Some protesters, as said, have resorted to violence. Lootings, arson and vandalism have prompted President Donald Trump to blame radical leftists, such as the notorious Antifa, whose membership is confusingly white and anarchic, for disrupting law and order in the country. Following these claims, some conspirators have blamed George Soros for funding Antifa and radicalizing African-Americans.
Other protesters choose peaceful gatherings and education over violence, spreading awareness campaigns, endorsing black activists, artists and other members of the community.
It is still not clear how far the protests will go in terms of confrontations. While the majority of Black Lives Matter supporters try to remain peaceful, blood and notably that of a Black police officer has been spilled - Federal Protective Service Officer Patrick Underwood was shot dead from a passing vechile during the protests in Oakland. His sister expressed her condolences for George Floyd’s family and urged the public to abstain from further violence.
“The actions of a few are dividing us as a nation.” she said during her address to the Congress,” At a time when we should be coming together and uniting for the well-being of all people, we will never solve injustice with looting, burning, destruction of property, and killing in the name of justice.” She also urged the Congress to make “a change” in her brother’s honor.
Meanwhile, politicians have also had their say. While Trump is actively supporting the idea of far-left being behind it all, the Democrats have turned the events into a controversial election campaign - House Speaker Nancy Pelosi and her colleagues kneeled for almost 9 minutes in silence while draped in Ghanian Kente cloth.
"The significance of the kente cloth is our African heritage and for those of you without that heritage who are acting in solidarity," Karen Bass, chairwoman of the Congressional Black Caucus explained. The performance outshone the new Justice in Policing Act of 2020, which aims to limit police immunity, no-knock warrants and chokeholders among other things. The presumed Democratic presidential candidate Joe Biden addressed the public at George Floyd’s funeral claiming that it is time to end racial injustice in the country.
And yet, it feels like we have seen this before. More precisely, back in 2014.
Back then, Eric Garner, 48, with previous brushes with the law, was arrested for selling unlicensed cigarettes in New York. The African-American man was put in a chokehold by the white police officer Daniel Pantaleo. (The chokehold had previously been banned by the New York Police Department.) The incident was caught on camera by a witness. Pinned to the pavement Garner pronounced these exact words: “I can’t breathe.” He died before his ambulance reached the hospital.
The death of Eric Garner sparked nationwide protests where words “I can’t breathe” were chanted repeatedly, while anger was expressed at police brutality. Sounds familiar? Well, it took the NYPD 5 years to finally fire Pantaleo in 2019. No federal charges followed.
In 2020 we are facing the same outrage. Some people are genuinely angry, while others profit from the unrest; politicians both on the left and right point fingers and promise justice, whatever the word might mean for them.

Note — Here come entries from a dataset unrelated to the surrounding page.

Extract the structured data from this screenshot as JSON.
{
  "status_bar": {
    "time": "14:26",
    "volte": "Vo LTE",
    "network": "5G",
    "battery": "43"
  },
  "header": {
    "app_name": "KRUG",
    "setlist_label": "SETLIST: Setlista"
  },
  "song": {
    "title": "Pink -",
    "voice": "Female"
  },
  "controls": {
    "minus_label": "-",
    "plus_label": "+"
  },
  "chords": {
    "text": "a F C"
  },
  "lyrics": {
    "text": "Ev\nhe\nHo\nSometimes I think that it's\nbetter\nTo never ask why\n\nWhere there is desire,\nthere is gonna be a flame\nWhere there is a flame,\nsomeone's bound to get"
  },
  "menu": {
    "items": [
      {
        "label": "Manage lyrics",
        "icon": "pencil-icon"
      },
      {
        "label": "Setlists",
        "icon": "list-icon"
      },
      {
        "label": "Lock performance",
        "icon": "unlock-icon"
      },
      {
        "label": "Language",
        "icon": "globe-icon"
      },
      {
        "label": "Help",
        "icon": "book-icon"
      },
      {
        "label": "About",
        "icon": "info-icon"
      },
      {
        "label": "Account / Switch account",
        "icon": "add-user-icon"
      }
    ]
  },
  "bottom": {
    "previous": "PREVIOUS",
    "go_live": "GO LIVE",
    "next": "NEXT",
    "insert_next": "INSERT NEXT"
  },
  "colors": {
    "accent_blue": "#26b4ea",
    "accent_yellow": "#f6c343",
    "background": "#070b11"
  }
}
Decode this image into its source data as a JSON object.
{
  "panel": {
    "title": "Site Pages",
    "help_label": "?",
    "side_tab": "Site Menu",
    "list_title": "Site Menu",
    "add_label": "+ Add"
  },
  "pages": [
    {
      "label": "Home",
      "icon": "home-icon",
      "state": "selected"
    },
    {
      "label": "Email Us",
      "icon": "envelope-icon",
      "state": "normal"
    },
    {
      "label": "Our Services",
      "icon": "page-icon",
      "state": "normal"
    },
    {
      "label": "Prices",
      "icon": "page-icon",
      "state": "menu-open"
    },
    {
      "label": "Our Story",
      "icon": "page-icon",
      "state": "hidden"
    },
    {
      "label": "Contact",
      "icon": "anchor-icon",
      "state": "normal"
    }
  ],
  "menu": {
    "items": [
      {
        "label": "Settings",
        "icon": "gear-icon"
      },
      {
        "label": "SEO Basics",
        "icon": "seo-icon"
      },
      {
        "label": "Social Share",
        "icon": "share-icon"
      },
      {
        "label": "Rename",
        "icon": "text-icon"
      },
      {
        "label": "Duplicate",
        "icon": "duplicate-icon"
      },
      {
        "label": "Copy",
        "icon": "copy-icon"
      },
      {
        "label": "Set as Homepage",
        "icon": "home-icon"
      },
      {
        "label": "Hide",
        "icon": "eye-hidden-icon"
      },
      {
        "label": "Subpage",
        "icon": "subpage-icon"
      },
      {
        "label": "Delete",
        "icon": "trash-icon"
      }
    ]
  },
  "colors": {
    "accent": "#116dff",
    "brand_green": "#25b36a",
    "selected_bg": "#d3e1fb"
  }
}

Meanwhile, Floyd’s family has met with Eric Garner’s. As they stand together with stories so similar, one can not help but wonder what, if anything, will change in America.